    The less well off, however, were treating this incident as an occasion for kindness and friendly outreach; even celebration. A group of young adults had formed in one corner of the parking lot and was engaged in excited talk around their dilapidated vehicles. One young lady in a dress was twirling happily. People in cut-offs and tee shirts chatted amiably with each other at the pumps.  Behind me in a beat-up pick-up truck two aged hippies laughed and joked continuously, making light of the situation with outbursts like "Damn terrorists anyhow!" Before leaving I saw them outside of their vehicle patiently helping an elderly couple who were having difficulty fueling up..

    About twenty minutes later we lost power along with much of the rest of the country for the next few days. When it returned, our governor asked that people help transition the fragile system back online through conservation and to avoid using non-critical systems like air-conditioning. Again, there were two responses. Those neighbors of mine with little to spare were very conscientious about their energy use because it was important for them that everyone enjoy some crucial power rather than risk it failing again. In the wealthy white-flight town near my home (famously a welcome haven for Dick Cheney even after the many revelations of misconduct and the turning of the war) however, there was a fierce resistance to conservation in the restaurants. People mocked the idea as being "for hippies" and they sure weren't going to listen to some damn Democrat governor. When a friend reminded his wealthy sister-in-law in that town of the the state's request to conserve when he noticed her use of her central air conditioning system she angrily responded that those suggestions were for "other people" - meaning, the poor, the less privileged, the dirty masses.

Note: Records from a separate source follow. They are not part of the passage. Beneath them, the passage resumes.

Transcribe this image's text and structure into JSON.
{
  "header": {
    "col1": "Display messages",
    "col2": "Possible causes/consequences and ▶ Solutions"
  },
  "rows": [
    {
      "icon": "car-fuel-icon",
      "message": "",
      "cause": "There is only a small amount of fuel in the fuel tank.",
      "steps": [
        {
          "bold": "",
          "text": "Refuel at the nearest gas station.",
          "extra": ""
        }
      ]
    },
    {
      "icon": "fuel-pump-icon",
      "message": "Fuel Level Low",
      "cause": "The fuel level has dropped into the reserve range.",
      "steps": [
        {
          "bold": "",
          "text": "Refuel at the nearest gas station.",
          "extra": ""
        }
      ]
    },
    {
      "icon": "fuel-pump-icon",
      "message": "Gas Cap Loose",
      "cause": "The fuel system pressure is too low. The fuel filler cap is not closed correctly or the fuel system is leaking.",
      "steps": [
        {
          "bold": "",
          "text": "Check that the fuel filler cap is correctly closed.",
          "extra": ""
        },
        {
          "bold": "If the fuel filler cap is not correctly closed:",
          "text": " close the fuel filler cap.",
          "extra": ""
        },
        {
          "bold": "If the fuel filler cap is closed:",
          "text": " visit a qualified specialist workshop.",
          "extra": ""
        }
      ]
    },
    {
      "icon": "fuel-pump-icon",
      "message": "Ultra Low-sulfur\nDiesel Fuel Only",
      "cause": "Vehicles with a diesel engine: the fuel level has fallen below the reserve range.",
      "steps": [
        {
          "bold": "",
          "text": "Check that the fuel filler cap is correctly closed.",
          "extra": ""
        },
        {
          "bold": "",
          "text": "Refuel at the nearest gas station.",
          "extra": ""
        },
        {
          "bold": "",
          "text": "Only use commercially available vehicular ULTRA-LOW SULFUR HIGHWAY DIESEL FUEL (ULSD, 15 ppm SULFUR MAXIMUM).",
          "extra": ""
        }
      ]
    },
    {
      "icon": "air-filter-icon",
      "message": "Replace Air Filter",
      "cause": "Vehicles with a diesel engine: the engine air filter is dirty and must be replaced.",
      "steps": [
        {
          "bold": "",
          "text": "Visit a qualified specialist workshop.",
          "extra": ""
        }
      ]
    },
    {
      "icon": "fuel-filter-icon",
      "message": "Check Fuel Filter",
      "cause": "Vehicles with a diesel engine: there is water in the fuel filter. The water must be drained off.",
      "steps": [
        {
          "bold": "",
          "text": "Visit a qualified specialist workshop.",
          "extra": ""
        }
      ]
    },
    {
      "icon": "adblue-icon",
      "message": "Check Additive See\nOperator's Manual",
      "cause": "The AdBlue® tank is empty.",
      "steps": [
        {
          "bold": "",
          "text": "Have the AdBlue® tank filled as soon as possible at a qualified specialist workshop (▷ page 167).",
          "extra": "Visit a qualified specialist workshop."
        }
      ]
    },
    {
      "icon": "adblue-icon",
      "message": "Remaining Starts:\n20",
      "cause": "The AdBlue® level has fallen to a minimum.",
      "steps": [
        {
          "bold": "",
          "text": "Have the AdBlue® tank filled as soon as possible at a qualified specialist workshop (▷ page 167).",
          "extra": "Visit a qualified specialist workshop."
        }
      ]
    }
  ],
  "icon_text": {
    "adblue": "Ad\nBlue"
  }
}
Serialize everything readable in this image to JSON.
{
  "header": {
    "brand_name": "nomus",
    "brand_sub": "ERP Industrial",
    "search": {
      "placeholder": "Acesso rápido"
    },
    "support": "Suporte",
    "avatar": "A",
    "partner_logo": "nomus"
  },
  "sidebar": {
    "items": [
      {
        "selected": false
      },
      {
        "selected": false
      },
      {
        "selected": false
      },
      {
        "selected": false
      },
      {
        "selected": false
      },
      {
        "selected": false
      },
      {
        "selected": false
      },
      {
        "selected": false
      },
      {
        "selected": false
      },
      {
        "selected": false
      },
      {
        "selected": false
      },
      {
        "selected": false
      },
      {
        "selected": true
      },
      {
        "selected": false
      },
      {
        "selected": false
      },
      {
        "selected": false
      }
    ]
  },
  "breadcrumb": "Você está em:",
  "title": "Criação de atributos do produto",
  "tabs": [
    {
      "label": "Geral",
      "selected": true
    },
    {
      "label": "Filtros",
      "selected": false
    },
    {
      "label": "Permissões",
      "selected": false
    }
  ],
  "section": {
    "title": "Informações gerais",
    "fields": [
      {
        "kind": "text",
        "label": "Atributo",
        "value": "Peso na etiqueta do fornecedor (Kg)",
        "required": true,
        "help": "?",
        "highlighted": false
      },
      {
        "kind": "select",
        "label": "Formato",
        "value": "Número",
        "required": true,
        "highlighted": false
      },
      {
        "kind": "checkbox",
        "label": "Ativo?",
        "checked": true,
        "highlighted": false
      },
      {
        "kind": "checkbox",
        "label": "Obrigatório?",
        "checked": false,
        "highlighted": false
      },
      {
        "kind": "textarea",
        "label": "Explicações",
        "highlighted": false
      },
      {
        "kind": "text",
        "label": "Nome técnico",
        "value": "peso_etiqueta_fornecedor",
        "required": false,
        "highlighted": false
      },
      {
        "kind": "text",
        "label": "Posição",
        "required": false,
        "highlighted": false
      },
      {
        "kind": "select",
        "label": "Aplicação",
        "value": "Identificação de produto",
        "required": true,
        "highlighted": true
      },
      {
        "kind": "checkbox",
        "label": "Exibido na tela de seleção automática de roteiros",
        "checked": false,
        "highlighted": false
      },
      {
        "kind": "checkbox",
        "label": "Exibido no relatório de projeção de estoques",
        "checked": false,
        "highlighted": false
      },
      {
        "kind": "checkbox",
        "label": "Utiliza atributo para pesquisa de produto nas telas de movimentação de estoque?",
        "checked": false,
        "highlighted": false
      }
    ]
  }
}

    We've all probably had experiences similar to this. Behind all the striving for the most exclusive schools and chasing after wildly expensive kitchen gadgets and memberships to elite country clubs is a deep fear that at any moment it could all be taken away. Our current economic system and dominant culture fully endorses walling ourselves off with the happy illusion of materialism and has gotten so paranoid, in fact, that its members have gone from passively anesthetizing themselves to attacking and criminalizing the poor for being a reminder of unpleasant realities and for taking a few fallen crumbs around the margins.